Undergraduate Education and the Gender Wage Gap: An Analysis of the Effects of College Experience and Gender on Income

By Kelsey Siman

Labor and education economists have long been interested in the link between undergraduate education and earnings. In addition, studies have addressed the connections between gender and college major and GPA, as well as between gender and income. This paper brings all of these together in order to show that college major choice does have a significant effect on earnings, and that this effect differs with gender and across majors. The results show that controlling for college major, ability measures, graduation year, and GPA can help to explain a majority of the gender pay gap. Finally, the thesis then utilizes the Oaxaca-Blinder Decomposition to break down the price and composition effect of undergraduate education on the gender pay gap.

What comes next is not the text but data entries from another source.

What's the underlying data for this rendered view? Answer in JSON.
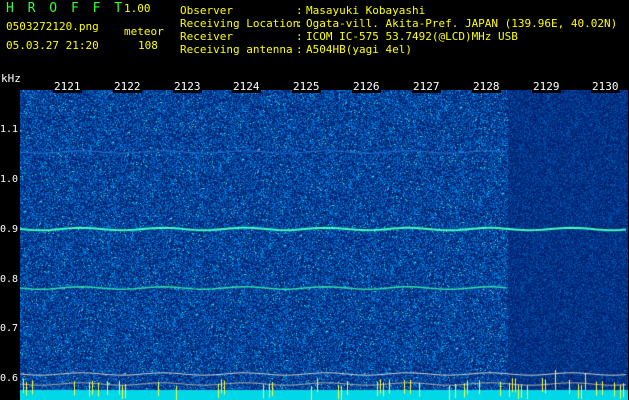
{
  "header": {
    "app_title": "H R O F F T",
    "version": "1.00",
    "filename": "0503272120.png",
    "mode": "meteor",
    "timestamp": "05.03.27 21:20",
    "count": "108"
  },
  "info": [
    {
      "key": "Observer",
      "sep": ":",
      "value": "Masayuki Kobayashi"
    },
    {
      "key": "Receiving Location",
      "sep": ":",
      "value": "Ogata-vill. Akita-Pref. JAPAN (139.96E, 40.02N)"
    },
    {
      "key": "Receiver",
      "sep": ":",
      "value": "ICOM IC-575 53.7492(@LCD)MHz USB"
    },
    {
      "key": "Receiving antenna",
      "sep": ":",
      "value": "A504HB(yagi 4el)"
    }
  ],
  "axis": {
    "unit": "kHz",
    "y_labels": [
      "1.1",
      "1.0",
      "0.9",
      "0.8",
      "0.7",
      "0.6"
    ],
    "time_labels": [
      "2121",
      "2122",
      "2123",
      "2124",
      "2125",
      "2126",
      "2127",
      "2128",
      "2129",
      "2130"
    ]
  },
  "colors": {
    "background": "#001a8c",
    "trace": "#33ff99",
    "header_text": "#ffff00",
    "title_text": "#33ff33"
  }
}
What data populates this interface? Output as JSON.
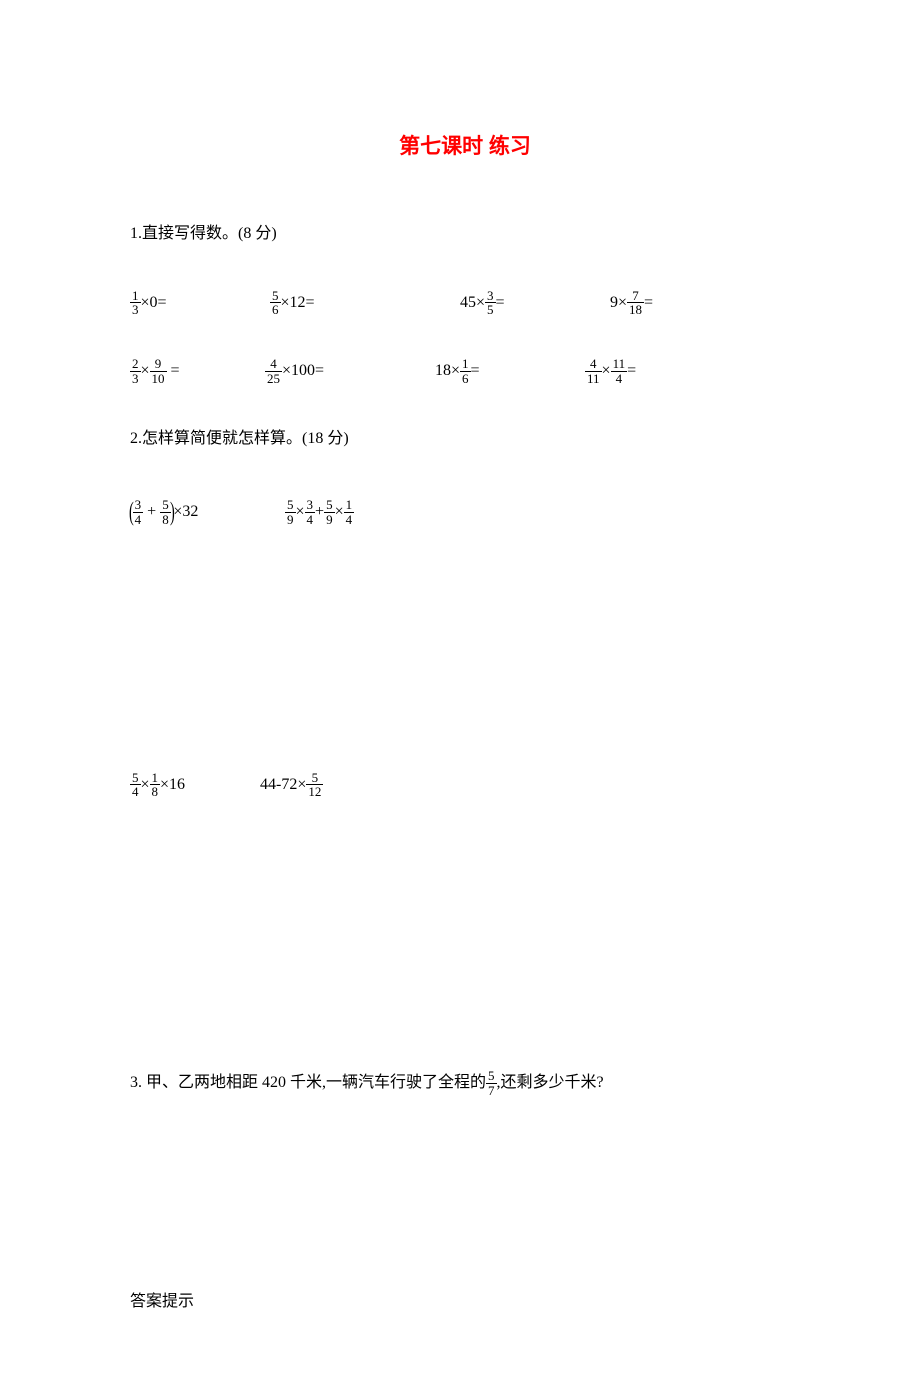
{
  "title": "第七课时 练习",
  "q1": {
    "head": "1.直接写得数。(8 分)",
    "row1": [
      {
        "pre": "",
        "n1": "1",
        "d1": "3",
        "op": "×",
        "tail": "0="
      },
      {
        "pre": "",
        "n1": "5",
        "d1": "6",
        "op": "×",
        "tail": "12="
      },
      {
        "pre": "45×",
        "n1": "3",
        "d1": "5",
        "op": "",
        "tail": "="
      },
      {
        "pre": "9×",
        "n1": "7",
        "d1": "18",
        "op": "",
        "tail": "="
      }
    ],
    "row2": [
      {
        "n1": "2",
        "d1": "3",
        "n2": "9",
        "d2": "10",
        "tail": " ="
      },
      {
        "n1": "4",
        "d1": "25",
        "tail": "×100="
      },
      {
        "pre": "18×",
        "n1": "1",
        "d1": "6",
        "tail": "="
      },
      {
        "n1": "4",
        "d1": "11",
        "n2": "11",
        "d2": "4",
        "tail": "="
      }
    ]
  },
  "q2": {
    "head": "2.怎样算简便就怎样算。(18 分)",
    "expr1": {
      "lp": "(",
      "n1": "3",
      "d1": "4",
      "plus": " + ",
      "n2": "5",
      "d2": "8",
      "rp": ")",
      "tail": "×32"
    },
    "expr2": {
      "n1": "5",
      "d1": "9",
      "n2": "3",
      "d2": "4",
      "n3": "5",
      "d3": "9",
      "n4": "1",
      "d4": "4"
    },
    "expr3": {
      "n1": "5",
      "d1": "4",
      "n2": "1",
      "d2": "8",
      "tail": "×16"
    },
    "expr4": {
      "pre": "44-72×",
      "n1": "5",
      "d1": "12"
    }
  },
  "q3": {
    "a": "3. 甲、乙两地相距 420 千米,一辆汽车行驶了全程的",
    "n": "5",
    "d": "7",
    "b": ",还剩多少千米?"
  },
  "ans": "答案提示"
}
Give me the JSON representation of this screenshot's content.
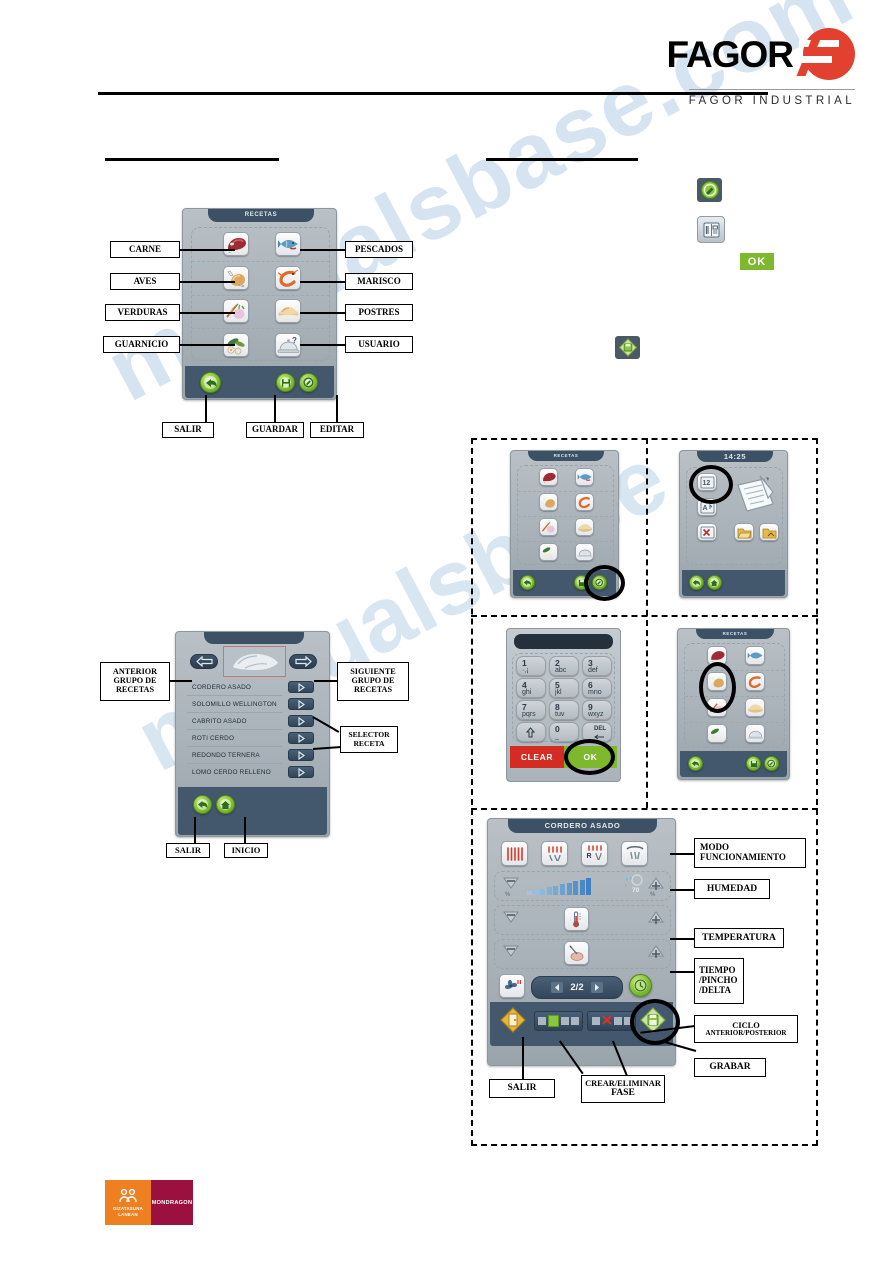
{
  "brand": {
    "name": "FAGOR",
    "tagline": "FAGOR INDUSTRIAL"
  },
  "footer_logo": {
    "left_line1": "GIZATASUNA",
    "left_line2": "LANEAN",
    "right": "MONDRAGON"
  },
  "recipes_screen": {
    "title": "RECETAS",
    "categories_left": [
      {
        "label": "CARNE",
        "icon": "meat-steak-icon"
      },
      {
        "label": "AVES",
        "icon": "poultry-chicken-icon"
      },
      {
        "label": "VERDURAS",
        "icon": "vegetables-icon"
      },
      {
        "label": "GUARNICIO",
        "icon": "garnish-icon"
      }
    ],
    "categories_right": [
      {
        "label": "PESCADOS",
        "icon": "fish-icon"
      },
      {
        "label": "MARISCO",
        "icon": "shrimp-icon"
      },
      {
        "label": "POSTRES",
        "icon": "dessert-pie-icon"
      },
      {
        "label": "USUARIO",
        "icon": "user-cloche-icon"
      }
    ],
    "footer_buttons": [
      {
        "label": "SALIR",
        "icon": "back-arrow-icon"
      },
      {
        "label": "GUARDAR",
        "icon": "save-disk-icon"
      },
      {
        "label": "EDITAR",
        "icon": "edit-icon"
      }
    ]
  },
  "recipe_list_screen": {
    "prev_group_label": "ANTERIOR GRUPO DE RECETAS",
    "next_group_label": "SIGUIENTE GRUPO DE RECETAS",
    "selector_label": "SELECTOR RECETA",
    "items": [
      "CORDERO ASADO",
      "SOLOMILLO WELLINGTON",
      "CABRITO ASADO",
      "ROTI CERDO",
      "REDONDO TERNERA",
      "LOMO CERDO RELLENO"
    ],
    "footer_buttons": [
      {
        "label": "SALIR",
        "icon": "back-arrow-icon"
      },
      {
        "label": "INICIO",
        "icon": "home-icon"
      }
    ]
  },
  "right_icons": {
    "edit_icon": "edit-green-icon",
    "recipe_book_icon": "recipe-book-icon",
    "ok_button": "OK",
    "save_icon": "save-diamond-icon"
  },
  "flow_panels": {
    "panel1": {
      "title": "RECETAS",
      "highlight": "edit-button-highlight"
    },
    "panel2": {
      "clock": "14:25",
      "buttons": [
        "numeric-keypad-icon",
        "alpha-keypad-icon",
        "delete-icon",
        "folder-open-icon",
        "folder-save-icon"
      ],
      "highlight": "numeric-keypad-highlight"
    },
    "panel3": {
      "display_value": "",
      "keys": [
        {
          "num": "1",
          "sub": "·,¡"
        },
        {
          "num": "2",
          "sub": "abc"
        },
        {
          "num": "3",
          "sub": "def"
        },
        {
          "num": "4",
          "sub": "ghi"
        },
        {
          "num": "5",
          "sub": "jkl"
        },
        {
          "num": "6",
          "sub": "mno"
        },
        {
          "num": "7",
          "sub": "pqrs"
        },
        {
          "num": "8",
          "sub": "tuv"
        },
        {
          "num": "9",
          "sub": "wxyz"
        },
        {
          "num": "",
          "sub": ""
        },
        {
          "num": "0",
          "sub": "_"
        },
        {
          "num": "DEL",
          "sub": ""
        }
      ],
      "clear_label": "CLEAR",
      "ok_label": "OK",
      "highlight": "ok-key-highlight"
    },
    "panel4": {
      "title": "RECETAS",
      "highlight": "poultry-tile-highlight"
    }
  },
  "detail_screen": {
    "title": "CORDERO ASADO",
    "mode_label": "MODO FUNCIONAMIENTO",
    "mode_line1": "MODO",
    "mode_line2": "FUNCIONAMIENTO",
    "humidity_label": "HUMEDAD",
    "humidity_value": "70",
    "temperature_label": "TEMPERATURA",
    "time_label_line1": "TIEMPO",
    "time_label_line2": "/PINCHO",
    "time_label_line3": "/DELTA",
    "cycle_label_line1": "CICLO",
    "cycle_label_line2": "ANTERIOR/POSTERIOR",
    "record_label": "GRABAR",
    "exit_label": "SALIR",
    "phase_label_line1": "CREAR/ELIMINAR",
    "phase_label_line2": "FASE",
    "page_indicator": "2/2",
    "modes": [
      "convection-icon",
      "steam-convection-icon",
      "regen-icon",
      "steam-icon"
    ]
  },
  "colors": {
    "brand_red": "#e1412e",
    "green": "#8cc63f",
    "panel_blue": "#3c5166",
    "panel_grey": "#a9b2b9",
    "orange": "#ef8022",
    "maroon": "#9c1040"
  }
}
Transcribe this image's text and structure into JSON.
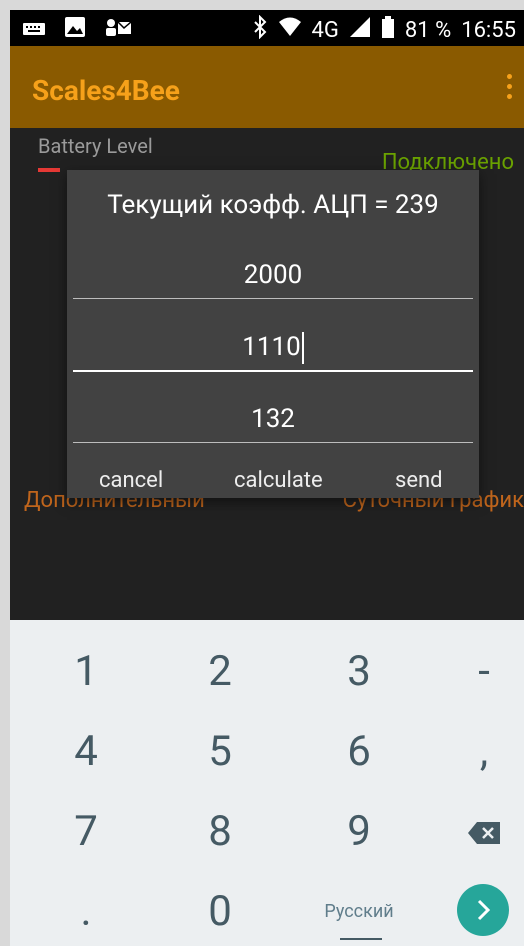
{
  "statusbar": {
    "network": "4G",
    "battery_percent": "81 %",
    "time": "16:55"
  },
  "app": {
    "title": "Scales4Bee"
  },
  "main": {
    "battery_label": "Battery Level",
    "connection_status": "Подключено",
    "link_left": "Дополнительный",
    "link_right": "Суточный график"
  },
  "dialog": {
    "title": "Текущий коэфф. АЦП = 239",
    "fields": [
      "2000",
      "1110",
      "132"
    ],
    "buttons": {
      "cancel": "cancel",
      "calculate": "calculate",
      "send": "send"
    }
  },
  "keyboard": {
    "rows": [
      [
        "1",
        "2",
        "3",
        "-"
      ],
      [
        "4",
        "5",
        "6",
        ","
      ],
      [
        "7",
        "8",
        "9",
        "backspace"
      ],
      [
        ".",
        "0",
        "Русский",
        "go"
      ]
    ],
    "accent": "#26a69a"
  },
  "colors": {
    "appbar": "#8a5a00",
    "title": "#f6a11a",
    "connected": "#6aa200",
    "links": "#c0651c"
  }
}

Honor’s Thesis

Data Set

Advisor: Arnaud Maurel, Kent Kimbrough | JEL Codes: A22, J16 | Tagged: College, Gender, Income

Questions?

Undergraduate Program Assistant
Jennifer Becker
dus_asst@econ.duke.edu

Director of the Honors Program
Michelle P. Connolly
michelle.connolly@duke.edu